B Wijshijer is an artist based in Tkaronto (Toronto), working within digital media, video, and performance. Informed by acceleration aesthetics, their work plays with excess and artifice to interrogate the ways in which late capitalism affects our digital lives. contact@bwijshijer.com at bwijshijer.com.

Alex Lepianka and Miao Liu

Works

Biographies

Alex Lepianka (he/they) practices writing and book-making in Tkaronto. Alex keeps a diary at @__standardform.

Miao Liu is an interdisciplinary artist based in Tkaronto, Canada. Their practice explores material as a conduit for metaphor, narrative, and mythmaking in the creation of personal and collective meaning. Miao can be found experimenting with fiber, metal, mathematics, and joy at OCAD university.


Masthead

Editors:

Dallas Fellini, Greta Hamilton

Biographies

Dallas Fellini is a curator, writer, and artist living and working in Tkaronto. You can keep up with their work at dallasfellini.com.

Greta Hamilton is a writer and artist living as a guest between Tkaronto and Ligwilda’xw territory. Their practice engages queer and feminist theories, magical realism, food, friendship and bathing. Their writing has appeared in C Magazine, Macleans Magazine, Grain Magazine, and in various exhibition statements.

Advisory Committee:

Benjamin de Boer, Sameen Mahboubi

Biographies

Benjamin de Boer seeks attunement. Writing has accompanied exhibitions in an abandoned house, a field, and a garage. Put objects in kitchens, on porches, and dorm rooms. Performed nervously in a backyard near the shed, at parties, in the chat bar, fireside. Published lint filaments in journals forgotten upon awakening.

Sameen Mahboubi is trying their best to survive in Tkaronto.

Designer:

Rowan Lynch
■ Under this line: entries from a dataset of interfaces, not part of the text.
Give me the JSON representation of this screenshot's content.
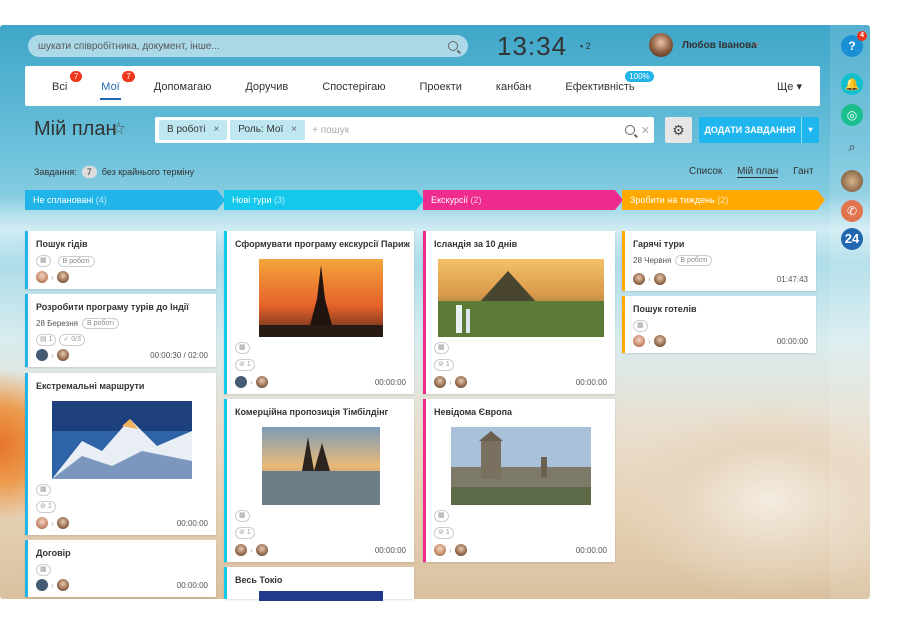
{
  "search": {
    "placeholder": "шукати співробітника, документ, інше..."
  },
  "clock": {
    "time": "13:34",
    "notifications": "2"
  },
  "user": {
    "name": "Любов Іванова"
  },
  "tabs": [
    {
      "label": "Всі",
      "badge": "7"
    },
    {
      "label": "Мої",
      "badge": "7"
    },
    {
      "label": "Допомагаю"
    },
    {
      "label": "Доручив"
    },
    {
      "label": "Спостерігаю"
    },
    {
      "label": "Проекти"
    },
    {
      "label": "канбан"
    },
    {
      "label": "Ефективність",
      "badge": "100%"
    }
  ],
  "more": "Ще",
  "page_title": "Мій план",
  "filter": {
    "chips": [
      "В роботі",
      "Роль: Мої"
    ],
    "placeholder": "+ пошук"
  },
  "add_button": "ДОДАТИ ЗАВДАННЯ",
  "counter": {
    "label": "Завдання:",
    "count": "7",
    "note": "без крайнього терміну"
  },
  "views": [
    "Список",
    "Мій план",
    "Гант"
  ],
  "columns": [
    {
      "title": "Не сплановані",
      "count": "(4)",
      "color": "#21b4e8"
    },
    {
      "title": "Нові тури",
      "count": "(3)",
      "color": "#13c8ea"
    },
    {
      "title": "Екскурсії",
      "count": "(2)",
      "color": "#ef2c8e"
    },
    {
      "title": "Зробити на тиждень",
      "count": "(2)",
      "color": "#ffa900"
    }
  ],
  "cards": {
    "c1": {
      "title": "Пошук гідів",
      "status": "В роботі"
    },
    "c2": {
      "title": "Розробити програму турів до Індії",
      "date": "28 Березня",
      "status": "В роботі",
      "files": "1",
      "checklist": "0/3",
      "time": "00:00:30 / 02:00"
    },
    "c3": {
      "title": "Екстремальні маршрути",
      "files": "1",
      "time": "00:00:00"
    },
    "c4": {
      "title": "Договір",
      "time": "00:00:00"
    },
    "c5": {
      "title": "Сформувати програму екскурсії Париж",
      "files": "1",
      "time": "00:00:00"
    },
    "c6": {
      "title": "Комерційна пропозиція Тімбілдінг",
      "files": "1",
      "time": "00:00:00"
    },
    "c7": {
      "title": "Весь Токіо"
    },
    "c8": {
      "title": "Ісландія за 10 днів",
      "files": "1",
      "time": "00:00:00"
    },
    "c9": {
      "title": "Невідома Європа",
      "files": "1",
      "time": "00:00:00"
    },
    "c10": {
      "title": "Гарячі тури",
      "date": "28 Червня",
      "status": "В роботі",
      "time": "01:47:43"
    },
    "c11": {
      "title": "Пошук готелів",
      "time": "00:00:00"
    }
  },
  "rail": {
    "help_badge": "4",
    "logo": "24"
  }
}
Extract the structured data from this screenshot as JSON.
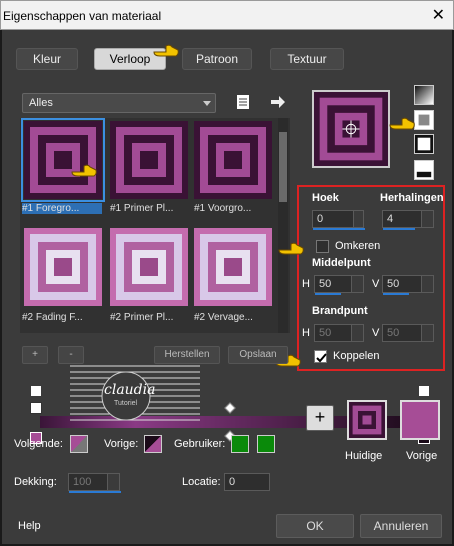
{
  "window": {
    "title": "Eigenschappen van materiaal",
    "close": "✕"
  },
  "tabs": [
    {
      "label": "Kleur",
      "active": false
    },
    {
      "label": "Verloop",
      "active": true
    },
    {
      "label": "Patroon",
      "active": false
    },
    {
      "label": "Textuur",
      "active": false
    }
  ],
  "library": {
    "category": "Alles"
  },
  "thumbnails": [
    {
      "label": "#1 Foregro...",
      "selected": true
    },
    {
      "label": "#1 Primer Pl...",
      "selected": false
    },
    {
      "label": "#1 Voorgro...",
      "selected": false
    },
    {
      "label": "#2 Fading F...",
      "selected": false
    },
    {
      "label": "#2 Primer Pl...",
      "selected": false
    },
    {
      "label": "#2 Vervage...",
      "selected": false
    }
  ],
  "settings": {
    "hoek_label": "Hoek",
    "hoek_value": "0",
    "herhalingen_label": "Herhalingen",
    "herhalingen_value": "4",
    "omkeren_label": "Omkeren",
    "omkeren_checked": false,
    "middelpunt_label": "Middelpunt",
    "h_label": "H",
    "v_label": "V",
    "middelpunt_h": "50",
    "middelpunt_v": "50",
    "brandpunt_label": "Brandpunt",
    "brandpunt_h": "50",
    "brandpunt_v": "50",
    "koppelen_label": "Koppelen",
    "koppelen_checked": true
  },
  "gradient_actions": {
    "add": "+",
    "remove": "-",
    "herstellen": "Herstellen",
    "opslaan": "Opslaan"
  },
  "watermark": {
    "text": "claudia",
    "subtext": "Tutoriel"
  },
  "stops": {
    "volgende_label": "Volgende:",
    "vorige_label": "Vorige:",
    "gebruiker_label": "Gebruiker:",
    "dekking_label": "Dekking:",
    "dekking_value": "100",
    "locatie_label": "Locatie:",
    "locatie_value": "0"
  },
  "preview": {
    "add": "+",
    "huidige_label": "Huidige",
    "vorige_label": "Vorige"
  },
  "footer": {
    "help": "Help",
    "ok": "OK",
    "cancel": "Annuleren"
  },
  "colors": {
    "accent_blue": "#2a7ad4",
    "highlight_red": "#dd2222",
    "gradient_purple": "#8a3a85",
    "gradient_dark": "#1a0a18",
    "swatch_pink": "#a64d96",
    "swatch_green": "#0a8a0a",
    "pointer_yellow": "#f2c200"
  },
  "icons": {
    "new_doc": "document-icon",
    "arrow": "arrow-right-icon",
    "pointer": "pointing-hand-icon"
  }
}
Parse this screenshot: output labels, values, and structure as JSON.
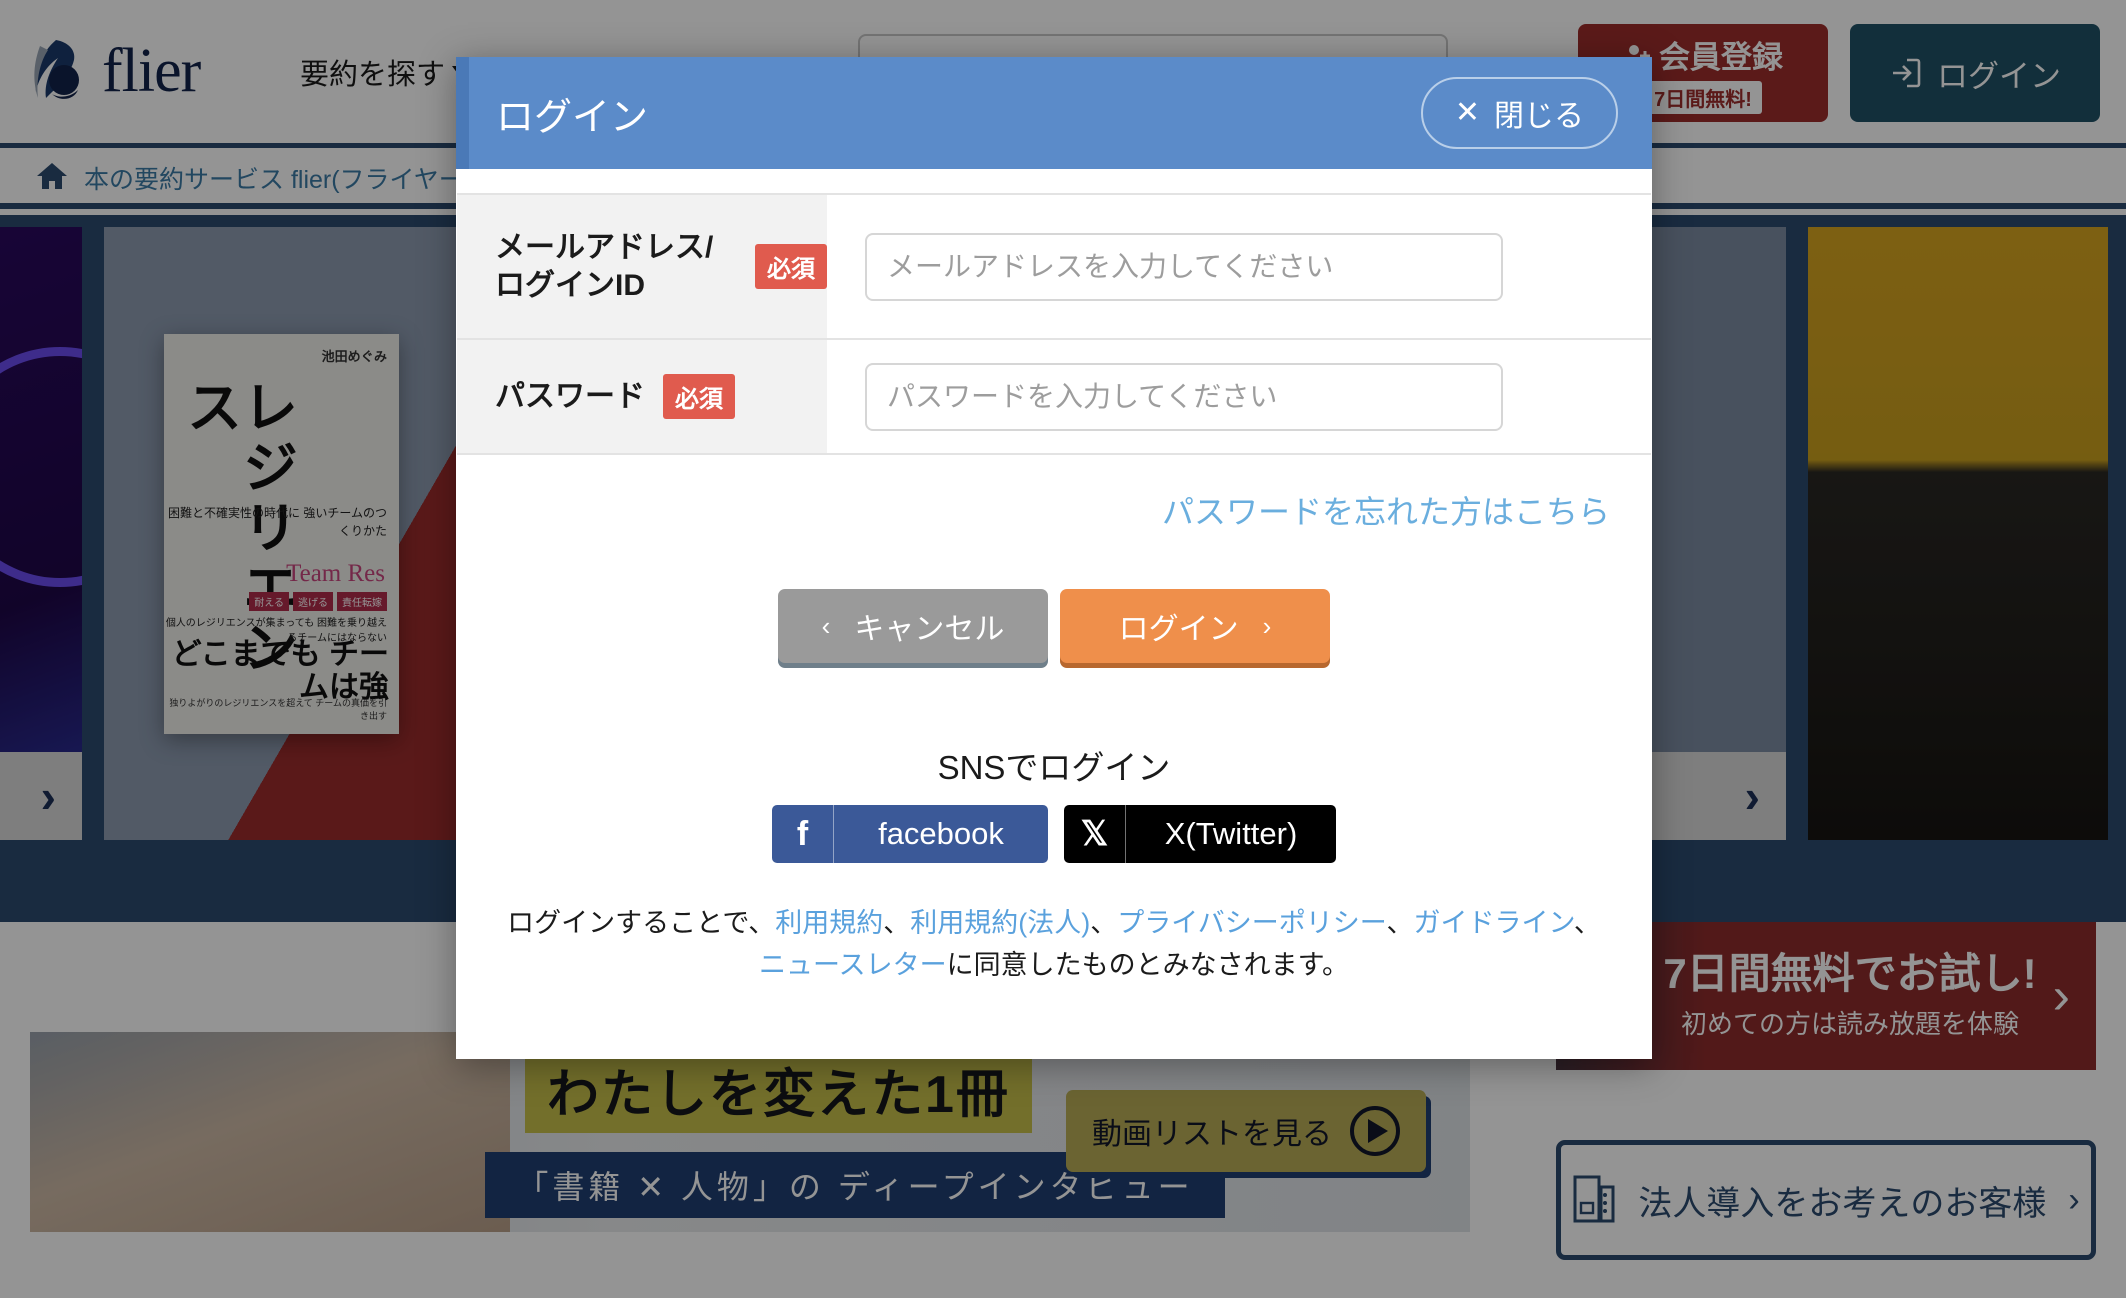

Biography

Rowan Lynch lives in tkaronto, sometimes makes art, sometimes does design work. You can see more at hearthgarage.com, and rowanhlynch.com.